Women of WoodyFest Concert Series plays on in honor of Woody Guthrie and his late sister, Mary Jo Guthrie Edgmon
An abbreviated version of this story appears in Tuesday's The Oklahoman.
Women of WoodyFest play on in memory of Woody Guthrie and his late sister, Mary Jo Guthrie Edgmon
Oklahoma folk singer-songwriters making music in memory of Woody Guthrie are now playing on in honor of his "baby sister," too.
As previously reported, Mary Jo Guthrie Edgmon, Guthrie’s younger sister and one of the Oklahoma folk icon’s most dedicated devotees, died March 16 at the Regency Skilled Nursing Facility in Shawnee. She was 96.
“Nobody loved Woody Guthrie as much as his baby sister Mary Jo did. Years before the Woody Guthrie Folk Festival and the Woody Guthrie Center were established, she was his champion, sharing his message with students across the state so that his importance in American history was not forgotten,” Deana McCloud, executive director of the Tulsa-based Woody Guthrie Center, said in a statement.
Mary Josephine Guthrie was born Dec. 24, 1922, in Okemah, the fifth and youngest child of Charley Guthrie and Nora Belle Sherman Guthrie. By the time she was born, her mother was already suffering the effects of Huntington’s disease, the neurological disorder that eventually institutionalized and killed Nora Guthrie — and later did the same to her famous son. At the 2014 Woody Guthrie Folk Festival in Okemah, Mary Jo shared how her older brother Roy "kidnapped" her when she was a toddler.
“When I was 3 years old, townspeople called Papa and said ‘Mr. Guthrie, there’s a little girl down here running loose. ... We think it’s your little girl,’” she said.
It was her wandering, so Mary Jo was sent to live with her aunt in Texas. But she said her older brother Roy showed up and whisked her off to his home in Konawa — before his wife, Anna, even knew he had a younger sister.
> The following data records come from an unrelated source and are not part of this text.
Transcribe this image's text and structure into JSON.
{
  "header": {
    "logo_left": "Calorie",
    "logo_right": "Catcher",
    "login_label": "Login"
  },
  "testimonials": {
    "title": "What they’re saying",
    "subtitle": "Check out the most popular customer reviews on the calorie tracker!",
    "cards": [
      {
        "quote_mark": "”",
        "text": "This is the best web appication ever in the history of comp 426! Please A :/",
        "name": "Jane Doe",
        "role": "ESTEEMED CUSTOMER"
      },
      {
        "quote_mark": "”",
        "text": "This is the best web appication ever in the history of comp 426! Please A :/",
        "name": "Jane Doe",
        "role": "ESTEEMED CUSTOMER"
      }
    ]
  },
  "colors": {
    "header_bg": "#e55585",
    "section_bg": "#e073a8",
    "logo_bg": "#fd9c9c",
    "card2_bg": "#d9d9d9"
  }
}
“I was 3 years old, and I just don’t remember anything from Okemah — except for what Woody wrote. I never knew or remembered my mother, but because of Woody, I learned all about her,” said Edgmon, whose mother died in 1929.
In Konawa, Mary Jo met Hulett Edgmon, whom she married on Dec. 21, 1940. He soon joined the Army and was deployed to Europe during World War II, while his wife was pregnant with their only child, Hugh Edward. When her husband’s service ended, the family settled in Seminole, and during her 65 years there, Edgmon was a wife, mother, artist, author and community organizer.
But one of her greatest passions was championing her singer-songwriter sibling.
“Mary Jo has been an integral part of our festival since its inception,” said the Woody Guthrie Folk Festival board of directors in a statement. “As Woody’s biggest fan, she loved him more than anyone. … She was our perennial guest of honor every year, and the core of our WoodyFest family.”
Since the first edition in 1998, Mary Jo's Pancake Breakfast, a Huntington's disease research fundraiser started by its namesake, has been a WoodyFest tradition. In lieu of flowers, the family requests that donations be made to the Woody Guthrie Festival Coalition.
The coalition and the Oklahoma City listening room the Blue Door will pay homage to Edgmon at the first 2019 installment of the Women of WoodyFest Concert Series at 8 p.m. Saturday at the Blue Door, 2805 N McKinley. The showcase will feature festival favorites Mary Battiata, K.C. Clifford, Sunshine Hahn Scherer, Susan Herndon, Cassie Latshaw and Lauren Lee.
“Mary Jo was THE woman of WoodyFest. We’ll continue to play to honor her,” Lee said in a statement. “The show must go on.”
Women of WoodyFest is produced by the Woody Guthrie Concert Series and the Woody Guthrie Coalition, aiming to raise awareness of the musical legacy of Woody Guthrie and promoting the festival, as well as raising funds necessary to produce the Woody Guthrie Folk Festival. For tickets for and information on Saturday's show, go to www.bluedoorokc.com.
Affectionately called WoodyFest, the internationally acclaimed festival will celebrate its 22nd year July 10-14 in Woody and Mary Jo's hometown of Okemah. It is organized by the Woody Guthrie Coalition, a nonprofit corporation made up of an entirely volunteer team. The festival is made possible in part by a grant provided by the Oklahoma Arts Council. Sponsors include the George Kaiser Family Foundation and BancFirst. For more information, go to www.woodyfest.com.